So where's the high octane speculation in all of this? For some time I've been arguing that the decentralizing political movements that we see emerging on Earth might lead Mr. Globaloney to change strategy, from imposing a top down solution on Earth from Earth, to basing that operation in space itself. To this end, I've also argued for some time that as part of those post-World War Two era financial deals that established a large system of hidden finance, that the major financial powers and banks were talked into this arrangement perhaps by the secret collateralization of space assets, including whatever "ancient technologies" might be found out there. I've argued that the current pushing of the meme of space "commercialization" tends to support my prior analysis in this respect.
Similarly, I've advanced the notion that one might see the re-emergence of the "sovereign corporations" of colonial development of yesteryear, space-based versions - as it were - of the Dutch or British East India Companies. My reasons for advancing this on-the-surface wild hypothesis is not only that this would fulfill the obligations of that possible secret collateralization of space that I've been arguing, but also because these companies undertook the obligation to defend their commercial interests, and indeed, were expected to do so. This led to the British and Dutch East India Companies in effect having their own militaries, their own soldiers, forts, cannons, and warships. Doing this in a kind of "Space Indies Company" would apparently circumvent existing space treaties prohibiting the militarization of space by the signatory powers. But the last time I looked, Elon Musk, Richard Branson, Robert Bigelow, or for that matter, Lockheed Martin, Boeing, Siemens, Rheinmetall, Dassault, Messerschmitt-Belkow-Blohm, and so on, were not signatories to those treaties. And Mr. Trump, a businessman himself, would be in a sense the perfect president to whom to advance such ideas and concepts, if - and it's a major "if" - one were going to argue for them. And he would be the perfect person in turn to argue for them to a larger public.

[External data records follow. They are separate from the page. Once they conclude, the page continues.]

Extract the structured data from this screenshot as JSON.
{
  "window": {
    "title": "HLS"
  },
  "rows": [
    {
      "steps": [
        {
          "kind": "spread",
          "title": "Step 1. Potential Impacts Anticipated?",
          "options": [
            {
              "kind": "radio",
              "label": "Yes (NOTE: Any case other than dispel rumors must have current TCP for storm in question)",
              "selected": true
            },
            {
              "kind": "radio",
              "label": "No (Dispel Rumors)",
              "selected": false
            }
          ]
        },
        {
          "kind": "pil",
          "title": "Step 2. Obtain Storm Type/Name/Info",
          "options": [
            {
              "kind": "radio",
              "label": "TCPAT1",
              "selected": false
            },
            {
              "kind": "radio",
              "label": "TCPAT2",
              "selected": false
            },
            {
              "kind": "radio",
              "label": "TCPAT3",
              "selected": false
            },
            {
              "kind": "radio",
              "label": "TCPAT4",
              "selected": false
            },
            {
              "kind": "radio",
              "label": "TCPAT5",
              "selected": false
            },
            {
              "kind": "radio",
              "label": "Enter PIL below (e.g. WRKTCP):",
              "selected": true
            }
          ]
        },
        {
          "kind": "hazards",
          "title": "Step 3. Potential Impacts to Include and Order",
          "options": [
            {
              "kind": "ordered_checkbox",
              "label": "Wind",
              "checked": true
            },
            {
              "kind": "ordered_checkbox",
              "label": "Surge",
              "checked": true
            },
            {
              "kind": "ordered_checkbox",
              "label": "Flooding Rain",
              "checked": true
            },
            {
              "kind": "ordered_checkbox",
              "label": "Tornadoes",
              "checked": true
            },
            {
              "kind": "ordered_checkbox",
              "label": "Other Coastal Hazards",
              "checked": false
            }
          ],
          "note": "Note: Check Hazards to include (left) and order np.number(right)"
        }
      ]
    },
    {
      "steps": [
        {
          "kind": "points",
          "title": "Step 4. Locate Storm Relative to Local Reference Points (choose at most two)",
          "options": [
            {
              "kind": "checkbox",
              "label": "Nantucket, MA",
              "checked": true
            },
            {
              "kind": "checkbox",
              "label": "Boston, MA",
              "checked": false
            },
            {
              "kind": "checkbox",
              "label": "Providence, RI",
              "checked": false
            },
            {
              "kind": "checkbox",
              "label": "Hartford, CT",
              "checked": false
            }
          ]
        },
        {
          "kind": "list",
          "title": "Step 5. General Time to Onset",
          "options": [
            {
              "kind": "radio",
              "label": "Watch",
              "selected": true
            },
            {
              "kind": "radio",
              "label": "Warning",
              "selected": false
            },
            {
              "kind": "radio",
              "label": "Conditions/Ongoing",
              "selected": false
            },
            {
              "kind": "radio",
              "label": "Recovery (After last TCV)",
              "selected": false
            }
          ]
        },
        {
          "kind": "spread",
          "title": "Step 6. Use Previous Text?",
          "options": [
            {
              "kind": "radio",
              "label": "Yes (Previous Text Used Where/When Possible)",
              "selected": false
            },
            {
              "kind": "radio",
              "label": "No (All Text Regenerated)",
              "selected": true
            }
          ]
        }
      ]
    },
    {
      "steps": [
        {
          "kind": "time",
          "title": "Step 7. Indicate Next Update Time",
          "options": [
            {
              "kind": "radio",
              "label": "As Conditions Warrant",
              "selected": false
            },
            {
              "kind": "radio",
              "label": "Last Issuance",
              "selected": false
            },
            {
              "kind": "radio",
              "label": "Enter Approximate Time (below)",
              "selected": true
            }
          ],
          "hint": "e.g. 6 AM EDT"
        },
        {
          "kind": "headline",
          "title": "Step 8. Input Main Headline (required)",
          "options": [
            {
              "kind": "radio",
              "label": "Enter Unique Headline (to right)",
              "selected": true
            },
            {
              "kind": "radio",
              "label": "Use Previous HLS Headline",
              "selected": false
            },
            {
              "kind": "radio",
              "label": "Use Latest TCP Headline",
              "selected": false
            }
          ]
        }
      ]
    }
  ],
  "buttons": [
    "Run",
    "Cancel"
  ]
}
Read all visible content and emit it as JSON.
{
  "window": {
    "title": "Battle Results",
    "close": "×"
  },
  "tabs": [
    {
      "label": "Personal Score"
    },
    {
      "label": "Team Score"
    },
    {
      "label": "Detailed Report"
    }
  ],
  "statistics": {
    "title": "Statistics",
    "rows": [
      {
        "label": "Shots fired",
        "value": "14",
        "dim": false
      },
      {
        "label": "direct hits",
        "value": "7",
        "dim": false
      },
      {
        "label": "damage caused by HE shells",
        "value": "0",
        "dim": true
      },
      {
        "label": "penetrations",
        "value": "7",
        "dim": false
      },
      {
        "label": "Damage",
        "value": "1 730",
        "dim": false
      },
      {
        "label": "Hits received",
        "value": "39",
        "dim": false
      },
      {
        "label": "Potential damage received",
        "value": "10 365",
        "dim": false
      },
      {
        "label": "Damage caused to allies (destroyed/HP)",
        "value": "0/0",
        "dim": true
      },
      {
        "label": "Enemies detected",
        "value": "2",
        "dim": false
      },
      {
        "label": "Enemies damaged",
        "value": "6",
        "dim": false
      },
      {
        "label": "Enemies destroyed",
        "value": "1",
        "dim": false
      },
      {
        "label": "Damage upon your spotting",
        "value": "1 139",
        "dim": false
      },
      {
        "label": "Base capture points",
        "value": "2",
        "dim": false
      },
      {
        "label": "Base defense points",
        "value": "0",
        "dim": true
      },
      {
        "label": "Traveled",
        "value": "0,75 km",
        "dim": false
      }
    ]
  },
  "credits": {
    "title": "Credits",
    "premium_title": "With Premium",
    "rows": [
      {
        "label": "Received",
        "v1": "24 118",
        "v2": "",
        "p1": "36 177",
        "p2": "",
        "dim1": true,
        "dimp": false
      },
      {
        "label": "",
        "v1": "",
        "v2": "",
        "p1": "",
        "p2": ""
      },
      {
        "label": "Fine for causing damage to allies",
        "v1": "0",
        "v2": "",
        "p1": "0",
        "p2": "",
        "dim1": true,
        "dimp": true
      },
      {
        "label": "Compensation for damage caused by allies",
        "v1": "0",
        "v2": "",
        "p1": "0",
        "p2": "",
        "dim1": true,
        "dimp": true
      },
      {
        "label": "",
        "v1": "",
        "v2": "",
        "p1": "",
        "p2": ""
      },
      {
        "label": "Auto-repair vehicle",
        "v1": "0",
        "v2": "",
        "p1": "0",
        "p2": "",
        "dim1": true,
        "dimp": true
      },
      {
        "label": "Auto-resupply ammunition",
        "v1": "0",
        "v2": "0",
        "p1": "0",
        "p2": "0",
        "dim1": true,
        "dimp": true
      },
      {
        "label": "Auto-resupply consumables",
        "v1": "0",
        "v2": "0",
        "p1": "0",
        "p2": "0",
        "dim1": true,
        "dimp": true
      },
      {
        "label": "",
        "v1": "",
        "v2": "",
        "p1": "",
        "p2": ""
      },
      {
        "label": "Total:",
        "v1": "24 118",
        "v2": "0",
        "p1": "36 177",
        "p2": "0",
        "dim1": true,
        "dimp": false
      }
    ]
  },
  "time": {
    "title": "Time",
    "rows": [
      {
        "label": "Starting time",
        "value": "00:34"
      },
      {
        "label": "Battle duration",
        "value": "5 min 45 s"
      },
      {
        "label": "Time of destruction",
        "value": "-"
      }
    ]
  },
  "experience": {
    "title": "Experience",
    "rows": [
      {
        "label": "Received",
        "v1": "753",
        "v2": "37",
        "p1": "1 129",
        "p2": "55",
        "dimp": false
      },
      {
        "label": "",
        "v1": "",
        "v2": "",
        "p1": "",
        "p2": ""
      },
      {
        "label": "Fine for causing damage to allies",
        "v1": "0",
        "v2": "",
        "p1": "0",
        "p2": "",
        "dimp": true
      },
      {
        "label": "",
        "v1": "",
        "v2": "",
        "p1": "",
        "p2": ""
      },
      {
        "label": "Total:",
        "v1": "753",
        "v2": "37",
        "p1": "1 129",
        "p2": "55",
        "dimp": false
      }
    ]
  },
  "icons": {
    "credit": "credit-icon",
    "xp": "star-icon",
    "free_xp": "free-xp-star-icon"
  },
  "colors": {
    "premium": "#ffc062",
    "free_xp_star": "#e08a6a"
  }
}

The problem here is that by expanding commercially into deep space, we might, as I argued at last year's Secret Space Program Conference in Bastrop, Texas, be crossing some ancient "cosmic Versailles treaty's" quarantine zone or boundary, in which case one would want to offer reassurances to "whomever."
See you on the...
...oh, and one more thing, before I forget:
Such thoughts do place that visit of Secretary Kerry to Antarctica into yet another very interesting and intriguing interpretive context, does it not?
Here endeth the High Octane Speculation of the day.
See you on the flip side...